Why am I bringing this up? Well this is substantial. This is going to have a real impact on a lot of expats here in the Kingdom, especially those who are married to Thai Nationals. There are expats that don't have a great deal of funds on deposit here in the Kingdom. They may keep their funds overseas, abroad, or they may receive pensions back say in the UK or in other offshore jurisdictions that they don't actually get them here in Thailand and this income certification letter was quite a convenience for those folks because it was a little bit easier than having to transfer the funds actually in. But it appears Thailand has now basically reiterated a request for the Embassy to go ahead and verify the veracity of the income certification letters and the Embassy and the British Government appear to not really have the resources to go ahead and do that.

This stuff has always operated in a bit of a limbo. It is always operated in something of a gray area and that gray area emanates from the fact that common law jurisdictions take a decidedly different approach to the notion of notarization than civil law jurisdictions. In civil law jurisdictions, generally speaking notaries often times attest to the veracity of documentation or to the contents of a letter being notarized whereas a notarization in the common law tradition basically only deals with the authentication of the signature of the individual signing a given document. This is the case in the United States and it is similar with the UK. You go down and you get an income letter that says I make x amount per month, I make x amount per year or I have X amount on deposit somewhere and you sign it. When that is signed the embassy is simply authenticating the signature. They are not authenticating the veracity, the truthfulness of the statements made within the letter and Thailand apparently is taking the position that they want the embassy to go ahead and certify the veracity of those statements. Well obviously without substantial investigation they are not willing to do that and substantial investigation would require a rather substantial expense in terms of time and resources so I think this is being put to bed for that reason. Those who this would be an issue for, again the red letter date is December, 12 2018.

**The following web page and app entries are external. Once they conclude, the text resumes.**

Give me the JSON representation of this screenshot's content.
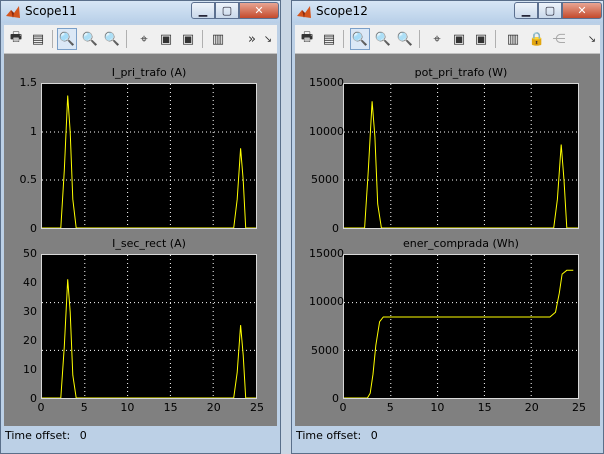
{
  "windows": [
    {
      "title": "Scope11",
      "toolbar_overflow": "»",
      "status": {
        "label": "Time offset:",
        "value": "0"
      },
      "axes": [
        {
          "title": "I_pri_trafo (A)",
          "yticks": [
            "0",
            "0.5",
            "1",
            "1.5"
          ],
          "xticks": [
            "0",
            "5",
            "10",
            "15",
            "20",
            "25"
          ]
        },
        {
          "title": "I_sec_rect (A)",
          "yticks": [
            "0",
            "10",
            "20",
            "30",
            "40",
            "50"
          ],
          "xticks": [
            "0",
            "5",
            "10",
            "15",
            "20",
            "25"
          ]
        }
      ]
    },
    {
      "title": "Scope12",
      "status": {
        "label": "Time offset:",
        "value": "0"
      },
      "axes": [
        {
          "title": "pot_pri_trafo (W)",
          "yticks": [
            "0",
            "5000",
            "10000",
            "15000"
          ],
          "xticks": [
            "0",
            "5",
            "10",
            "15",
            "20",
            "25"
          ]
        },
        {
          "title": "ener_comprada (Wh)",
          "yticks": [
            "0",
            "5000",
            "10000",
            "15000"
          ],
          "xticks": [
            "0",
            "5",
            "10",
            "15",
            "20",
            "25"
          ]
        }
      ]
    }
  ],
  "colors": {
    "trace": "#ffff00",
    "axes_bg": "#000000",
    "figure_bg": "#808080",
    "grid": "#ffffff"
  },
  "chart_data": [
    {
      "type": "line",
      "title": "I_pri_trafo (A)",
      "xlim": [
        0,
        25
      ],
      "ylim": [
        0,
        1.5
      ],
      "grid": true,
      "series": [
        {
          "x": [
            0,
            2.2,
            2.6,
            3.0,
            3.3,
            3.6,
            4.0,
            22.4,
            22.8,
            23.2,
            23.5,
            23.8,
            25
          ],
          "y": [
            0,
            0,
            0.6,
            1.38,
            1.0,
            0.3,
            0,
            0,
            0.3,
            0.83,
            0.5,
            0,
            0
          ]
        }
      ]
    },
    {
      "type": "line",
      "title": "I_sec_rect (A)",
      "xlim": [
        0,
        25
      ],
      "ylim": [
        0,
        50
      ],
      "grid": true,
      "series": [
        {
          "x": [
            0,
            2.2,
            2.6,
            3.0,
            3.3,
            3.6,
            4.0,
            22.4,
            22.8,
            23.2,
            23.5,
            23.8,
            25
          ],
          "y": [
            0,
            0,
            18,
            41.5,
            30,
            8,
            0,
            0,
            9,
            25.5,
            15,
            0,
            0
          ]
        }
      ]
    },
    {
      "type": "line",
      "title": "pot_pri_trafo (W)",
      "xlim": [
        0,
        25
      ],
      "ylim": [
        0,
        15000
      ],
      "grid": true,
      "series": [
        {
          "x": [
            0,
            2.2,
            2.6,
            3.0,
            3.3,
            3.6,
            4.0,
            22.4,
            22.8,
            23.2,
            23.5,
            23.8,
            25
          ],
          "y": [
            0,
            0,
            6000,
            13200,
            9500,
            2500,
            0,
            0,
            3000,
            8700,
            5000,
            0,
            0
          ]
        }
      ]
    },
    {
      "type": "line",
      "title": "ener_comprada (Wh)",
      "xlim": [
        0,
        25
      ],
      "ylim": [
        0,
        15000
      ],
      "grid": true,
      "series": [
        {
          "x": [
            0,
            2.5,
            2.8,
            3.1,
            3.4,
            3.8,
            4.2,
            22.0,
            22.6,
            23.0,
            23.3,
            23.8,
            24.5
          ],
          "y": [
            0,
            0,
            500,
            2500,
            5500,
            8000,
            8500,
            8500,
            9000,
            11000,
            13000,
            13400,
            13400
          ]
        }
      ]
    }
  ]
}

There has been a lot of consternation that has come about as a result of this policy change. I don't know, in fact I am fairly certain that I don't think they're going to reverse this decision. This decision again came about as a result of Thailand’s request that these letters be verified and as I said in the past this has always sort of operated in a sort of a legal limbo if you will, or a legal sort of grey area that just seems to be now sort of delineated to the point of specificity that the letter is effectively being phased out. So if something substantially changes on this topic in the future we will do a video on it but at least for now I think it is pretty safe to say that income certification letters are probably going to be a thing of the past come January 1, 2019.